*** DATA IN THIS EXERCISE ***

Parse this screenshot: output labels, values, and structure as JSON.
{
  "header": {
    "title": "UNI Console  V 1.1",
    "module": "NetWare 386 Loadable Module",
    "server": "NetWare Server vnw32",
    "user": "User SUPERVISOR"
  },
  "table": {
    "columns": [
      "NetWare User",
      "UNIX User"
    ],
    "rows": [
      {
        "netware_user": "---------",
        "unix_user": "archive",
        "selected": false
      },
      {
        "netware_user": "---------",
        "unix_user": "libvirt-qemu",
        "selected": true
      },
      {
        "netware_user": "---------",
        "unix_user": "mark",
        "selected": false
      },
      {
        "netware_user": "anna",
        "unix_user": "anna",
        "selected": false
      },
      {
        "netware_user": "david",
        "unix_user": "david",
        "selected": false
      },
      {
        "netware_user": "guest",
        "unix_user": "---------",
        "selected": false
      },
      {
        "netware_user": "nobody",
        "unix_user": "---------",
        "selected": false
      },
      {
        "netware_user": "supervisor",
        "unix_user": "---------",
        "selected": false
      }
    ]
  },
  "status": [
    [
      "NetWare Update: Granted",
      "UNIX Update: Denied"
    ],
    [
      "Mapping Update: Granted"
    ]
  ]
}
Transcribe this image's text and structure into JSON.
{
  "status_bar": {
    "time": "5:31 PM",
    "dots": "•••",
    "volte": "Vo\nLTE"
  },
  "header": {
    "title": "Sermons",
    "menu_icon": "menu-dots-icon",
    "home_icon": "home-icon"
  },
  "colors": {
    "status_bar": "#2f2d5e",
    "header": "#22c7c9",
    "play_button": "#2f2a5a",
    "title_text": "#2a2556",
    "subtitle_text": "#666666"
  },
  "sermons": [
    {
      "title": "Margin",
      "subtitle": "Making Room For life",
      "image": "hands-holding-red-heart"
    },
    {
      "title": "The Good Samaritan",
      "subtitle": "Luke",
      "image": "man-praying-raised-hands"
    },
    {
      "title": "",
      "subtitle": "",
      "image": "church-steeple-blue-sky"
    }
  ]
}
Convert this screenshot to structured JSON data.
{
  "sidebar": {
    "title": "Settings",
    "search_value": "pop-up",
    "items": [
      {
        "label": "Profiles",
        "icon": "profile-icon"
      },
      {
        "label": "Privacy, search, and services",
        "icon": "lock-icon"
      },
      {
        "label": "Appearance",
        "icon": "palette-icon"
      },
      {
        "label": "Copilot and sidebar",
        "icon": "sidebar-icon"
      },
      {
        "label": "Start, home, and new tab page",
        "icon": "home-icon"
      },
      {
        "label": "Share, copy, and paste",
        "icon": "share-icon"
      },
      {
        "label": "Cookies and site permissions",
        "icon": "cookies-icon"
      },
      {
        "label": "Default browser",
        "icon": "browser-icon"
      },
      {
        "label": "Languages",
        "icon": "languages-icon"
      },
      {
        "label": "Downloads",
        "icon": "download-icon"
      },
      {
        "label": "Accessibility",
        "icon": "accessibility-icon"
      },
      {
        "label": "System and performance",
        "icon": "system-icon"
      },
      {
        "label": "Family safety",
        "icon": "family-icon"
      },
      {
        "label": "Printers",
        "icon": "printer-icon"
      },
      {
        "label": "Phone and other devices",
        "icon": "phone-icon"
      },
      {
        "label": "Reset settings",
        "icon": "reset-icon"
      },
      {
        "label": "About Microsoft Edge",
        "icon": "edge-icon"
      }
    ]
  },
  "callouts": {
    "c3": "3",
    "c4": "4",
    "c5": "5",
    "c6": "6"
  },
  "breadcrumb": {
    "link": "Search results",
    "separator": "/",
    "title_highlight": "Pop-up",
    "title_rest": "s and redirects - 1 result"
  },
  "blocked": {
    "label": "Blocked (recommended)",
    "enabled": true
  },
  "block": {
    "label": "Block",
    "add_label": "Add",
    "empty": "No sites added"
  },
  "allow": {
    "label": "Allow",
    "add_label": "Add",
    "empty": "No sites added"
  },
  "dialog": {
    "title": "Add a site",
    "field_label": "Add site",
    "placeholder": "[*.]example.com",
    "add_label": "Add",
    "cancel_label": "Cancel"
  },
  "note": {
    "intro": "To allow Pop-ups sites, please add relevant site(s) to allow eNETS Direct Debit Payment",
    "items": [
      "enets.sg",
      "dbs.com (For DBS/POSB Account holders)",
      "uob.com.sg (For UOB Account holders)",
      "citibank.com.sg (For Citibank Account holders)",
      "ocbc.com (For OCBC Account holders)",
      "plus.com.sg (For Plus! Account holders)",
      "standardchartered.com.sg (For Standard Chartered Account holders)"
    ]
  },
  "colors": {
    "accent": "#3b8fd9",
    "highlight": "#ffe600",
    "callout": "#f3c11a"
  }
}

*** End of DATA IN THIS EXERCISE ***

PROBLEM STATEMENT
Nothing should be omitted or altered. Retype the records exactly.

SOLUTION FOR THIS EXERCISE
Parse this screenshot: output labels, values, and structure as JSON.
{
  "header": {
    "title": "UNI Console  V 1.1",
    "module": "NetWare 386 Loadable Module",
    "server": "NetWare Server vnw32",
    "user": "User SUPERVISOR"
  },
  "table": {
    "columns": [
      "NetWare User",
      "UNIX User"
    ],
    "rows": [
      {
        "netware_user": "---------",
        "unix_user": "archive",
        "selected": false
      },
      {
        "netware_user": "---------",
        "unix_user": "libvirt-qemu",
        "selected": true
      },
      {
        "netware_user": "---------",
        "unix_user": "mark",
        "selected": false
      },
      {
        "netware_user": "anna",
        "unix_user": "anna",
        "selected": false
      },
      {
        "netware_user": "david",
        "unix_user": "david",
        "selected": false
      },
      {
        "netware_user": "guest",
        "unix_user": "---------",
        "selected": false
      },
      {
        "netware_user": "nobody",
        "unix_user": "---------",
        "selected": false
      },
      {
        "netware_user": "supervisor",
        "unix_user": "---------",
        "selected": false
      }
    ]
  },
  "status": [
    [
      "NetWare Update: Granted",
      "UNIX Update: Denied"
    ],
    [
      "Mapping Update: Granted"
    ]
  ]
}
Transcribe this image's text and structure into JSON.
{
  "status_bar": {
    "time": "5:31 PM",
    "dots": "•••",
    "volte": "Vo\nLTE"
  },
  "header": {
    "title": "Sermons",
    "menu_icon": "menu-dots-icon",
    "home_icon": "home-icon"
  },
  "colors": {
    "status_bar": "#2f2d5e",
    "header": "#22c7c9",
    "play_button": "#2f2a5a",
    "title_text": "#2a2556",
    "subtitle_text": "#666666"
  },
  "sermons": [
    {
      "title": "Margin",
      "subtitle": "Making Room For life",
      "image": "hands-holding-red-heart"
    },
    {
      "title": "The Good Samaritan",
      "subtitle": "Luke",
      "image": "man-praying-raised-hands"
    },
    {
      "title": "",
      "subtitle": "",
      "image": "church-steeple-blue-sky"
    }
  ]
}
Convert this screenshot to structured JSON data.
{
  "sidebar": {
    "title": "Settings",
    "search_value": "pop-up",
    "items": [
      {
        "label": "Profiles",
        "icon": "profile-icon"
      },
      {
        "label": "Privacy, search, and services",
        "icon": "lock-icon"
      },
      {
        "label": "Appearance",
        "icon": "palette-icon"
      },
      {
        "label": "Copilot and sidebar",
        "icon": "sidebar-icon"
      },
      {
        "label": "Start, home, and new tab page",
        "icon": "home-icon"
      },
      {
        "label": "Share, copy, and paste",
        "icon": "share-icon"
      },
      {
        "label": "Cookies and site permissions",
        "icon": "cookies-icon"
      },
      {
        "label": "Default browser",
        "icon": "browser-icon"
      },
      {
        "label": "Languages",
        "icon": "languages-icon"
      },
      {
        "label": "Downloads",
        "icon": "download-icon"
      },
      {
        "label": "Accessibility",
        "icon": "accessibility-icon"
      },
      {
        "label": "System and performance",
        "icon": "system-icon"
      },
      {
        "label": "Family safety",
        "icon": "family-icon"
      },
      {
        "label": "Printers",
        "icon": "printer-icon"
      },
      {
        "label": "Phone and other devices",
        "icon": "phone-icon"
      },
      {
        "label": "Reset settings",
        "icon": "reset-icon"
      },
      {
        "label": "About Microsoft Edge",
        "icon": "edge-icon"
      }
    ]
  },
  "callouts": {
    "c3": "3",
    "c4": "4",
    "c5": "5",
    "c6": "6"
  },
  "breadcrumb": {
    "link": "Search results",
    "separator": "/",
    "title_highlight": "Pop-up",
    "title_rest": "s and redirects - 1 result"
  },
  "blocked": {
    "label": "Blocked (recommended)",
    "enabled": true
  },
  "block": {
    "label": "Block",
    "add_label": "Add",
    "empty": "No sites added"
  },
  "allow": {
    "label": "Allow",
    "add_label": "Add",
    "empty": "No sites added"
  },
  "dialog": {
    "title": "Add a site",
    "field_label": "Add site",
    "placeholder": "[*.]example.com",
    "add_label": "Add",
    "cancel_label": "Cancel"
  },
  "note": {
    "intro": "To allow Pop-ups sites, please add relevant site(s) to allow eNETS Direct Debit Payment",
    "items": [
      "enets.sg",
      "dbs.com (For DBS/POSB Account holders)",
      "uob.com.sg (For UOB Account holders)",
      "citibank.com.sg (For Citibank Account holders)",
      "ocbc.com (For OCBC Account holders)",
      "plus.com.sg (For Plus! Account holders)",
      "standardchartered.com.sg (For Standard Chartered Account holders)"
    ]
  },
  "colors": {
    "accent": "#3b8fd9",
    "highlight": "#ffe600",
    "callout": "#f3c11a"
  }
}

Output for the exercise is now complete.